For the past six years I’ve been working as a handyman in south-east London.  I’m my own boss, I’m generally in a different work space every day, I get to cycle to work – from Bermondsey to Penge and all SE points in between – I work at my own discretion leaving time for school runs and finishing my MA and, best of all, I get to meet some very interesting people.

Some of these people I will write about in future postings.

When I enter a client’s home for the first time, there’s always that brief moment of awkward examination in which I, standing in front of the still-open door, am given the quick once-over.  Her eyes (it’s usually a ‘her’) send out laser-like beams that scan me from my bald head to my cheap hiking boots, reflecting off my bike helmet and high-viz cycling jacket, glancing at my weathered bag of handyman tools before concluding that I must be somewhat trustworthy.  I maintain the smile on my face until the mental probing is complete, after which I am nearly always offered a complimentary cup of tea.

With hot cuppa in hand I’m typically taken through the house, guided as if the client has resigned herself to the realisation that the top-secret activities that occur under her roof are somehow about to be revealed to this tall, smiling stranger.  I follow as she points out, room by room, all of the various jobs that require repair, renovation, alteration, assembly, mounting, hanging or any other item on her list that falls within the jurisdiction of my skills.

It’s about now that I begin to feel like a bit of a trespasser.  How easy it was, I think to myself, to enter this person’s home and almost immediately gain her trust.  I consider the possibility that her need for my services must have been so desperate as to welcome the first capable volunteer into her home no-questions-asked.  Indeed as I entertain this thought, she commonly makes some malignant remark about her husband’s lack of proficiency around the family toolbox.  Sometimes, even before my tea is cold, she’ll hand over her spare set of house keys and head out to her nondescript office job or fire up the pram to attend the nearest Mom-and-Baby oestrogen-fest.

So there I am, alone in a stranger’s house, moving freely, tools in hand and the iPod on shuffle.  And I go about my business knowing I have the confidence of my employer-of-the-day.  Not that I’d ever do anything untoward; I never snoop, pry, meddle or enter any room I hadn’t been invited into.  Still, this is my office, at least for today.

Often she will stick around while I work.  She doesn’t hover, exactly, but she does find it useful to make herself available, ensuring, for example, I hang the mirror another half-inch to the left or adding at the last minute, ‘While you’re here, could you just …’

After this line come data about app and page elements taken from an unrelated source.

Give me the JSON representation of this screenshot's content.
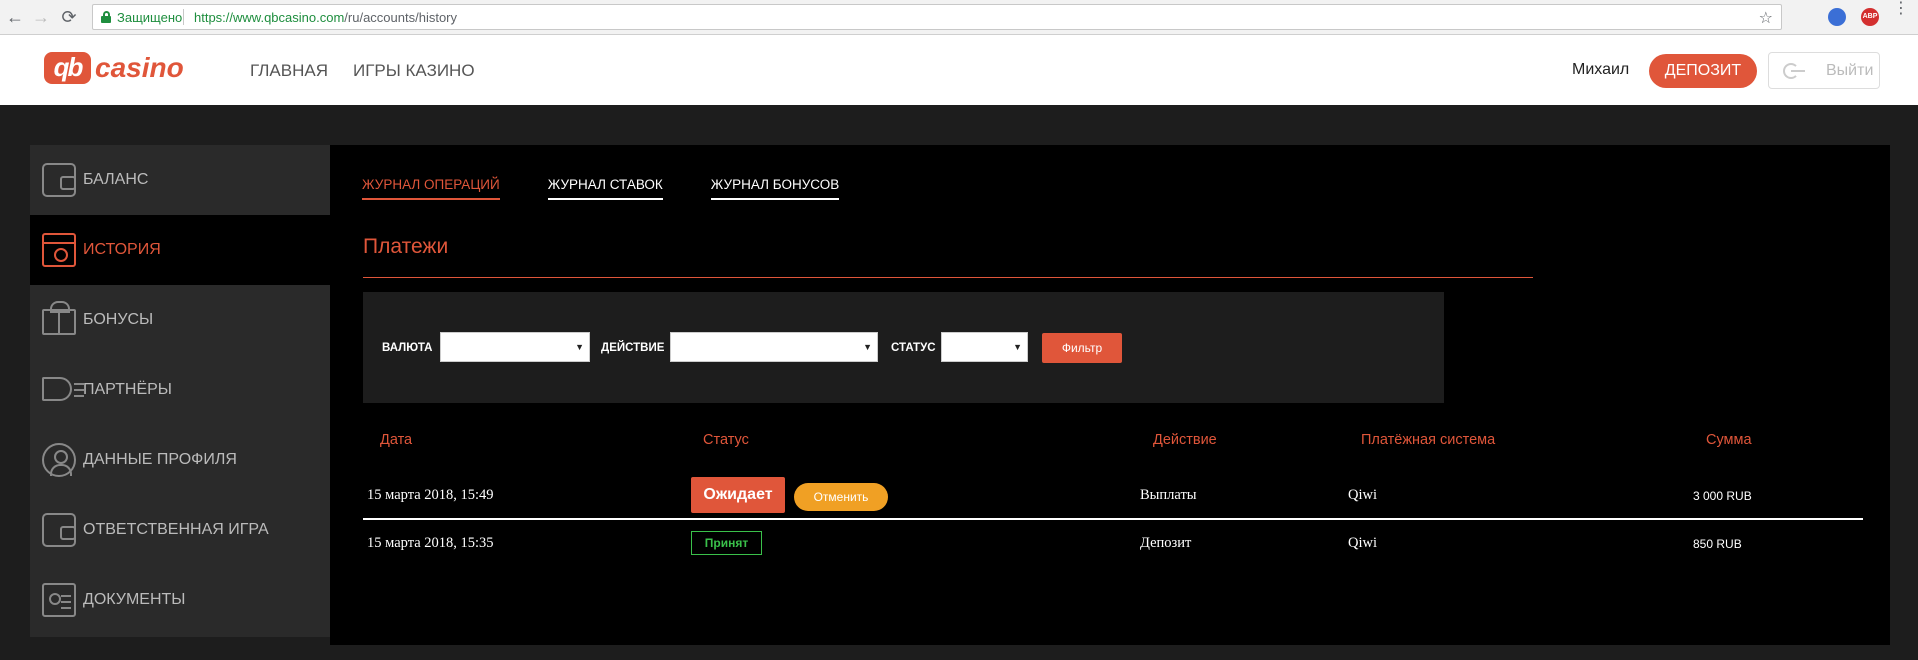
{
  "browser": {
    "back": "←",
    "forward": "→",
    "reload": "⟳",
    "secure_label": "Защищено",
    "url_host": "https://www.qbcasino.com",
    "url_path": "/ru/accounts/history",
    "star": "☆",
    "abp_label": "ABP"
  },
  "header": {
    "logo_mark": "qb",
    "logo_text": "casino",
    "nav": [
      "ГЛАВНАЯ",
      "ИГРЫ КАЗИНО"
    ],
    "user_name": "Михаил",
    "deposit_label": "ДЕПОЗИТ",
    "logout_label": "Выйти",
    "accent_color": "#e0563a"
  },
  "sidebar": {
    "items": [
      {
        "label": "БАЛАНС",
        "icon": "wallet-icon",
        "active": false
      },
      {
        "label": "ИСТОРИЯ",
        "icon": "calendar-clock-icon",
        "active": true
      },
      {
        "label": "БОНУСЫ",
        "icon": "gift-icon",
        "active": false
      },
      {
        "label": "ПАРТНЁРЫ",
        "icon": "megaphone-icon",
        "active": false
      },
      {
        "label": "ДАННЫЕ ПРОФИЛЯ",
        "icon": "user-icon",
        "active": false
      },
      {
        "label": "ОТВЕТСТВЕННАЯ ИГРА",
        "icon": "wallet-icon",
        "active": false
      },
      {
        "label": "ДОКУМЕНТЫ",
        "icon": "id-card-icon",
        "active": false
      }
    ]
  },
  "main": {
    "tabs": [
      {
        "label": "ЖУРНАЛ ОПЕРАЦИЙ",
        "active": true
      },
      {
        "label": "ЖУРНАЛ СТАВОК",
        "active": false
      },
      {
        "label": "ЖУРНАЛ БОНУСОВ",
        "active": false
      }
    ],
    "section_title": "Платежи",
    "filter": {
      "currency_label": "ВАЛЮТА",
      "currency_value": "",
      "action_label": "ДЕЙСТВИЕ",
      "action_value": "",
      "status_label": "СТАТУС",
      "status_value": "",
      "button_label": "Фильтр"
    },
    "table": {
      "columns": [
        "Дата",
        "Статус",
        "Действие",
        "Платёжная система",
        "Сумма"
      ],
      "rows": [
        {
          "date": "15 марта 2018, 15:49",
          "status": "Ожидает",
          "cancel": "Отменить",
          "action": "Выплаты",
          "system": "Qiwi",
          "amount": "3 000 RUB"
        },
        {
          "date": "15 марта 2018, 15:35",
          "status": "Принят",
          "action": "Депозит",
          "system": "Qiwi",
          "amount": "850 RUB"
        }
      ]
    }
  }
}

It very quickly becomes a symbiotic relationship, one in which both parties recognise the unique dynamic.  She’s just granted me entry into some of the most intimate corners of her home and I acknowledge her trust by carrying out my work with care.  Although I never quite have the heart to tell her I’m not really a big fan of tea.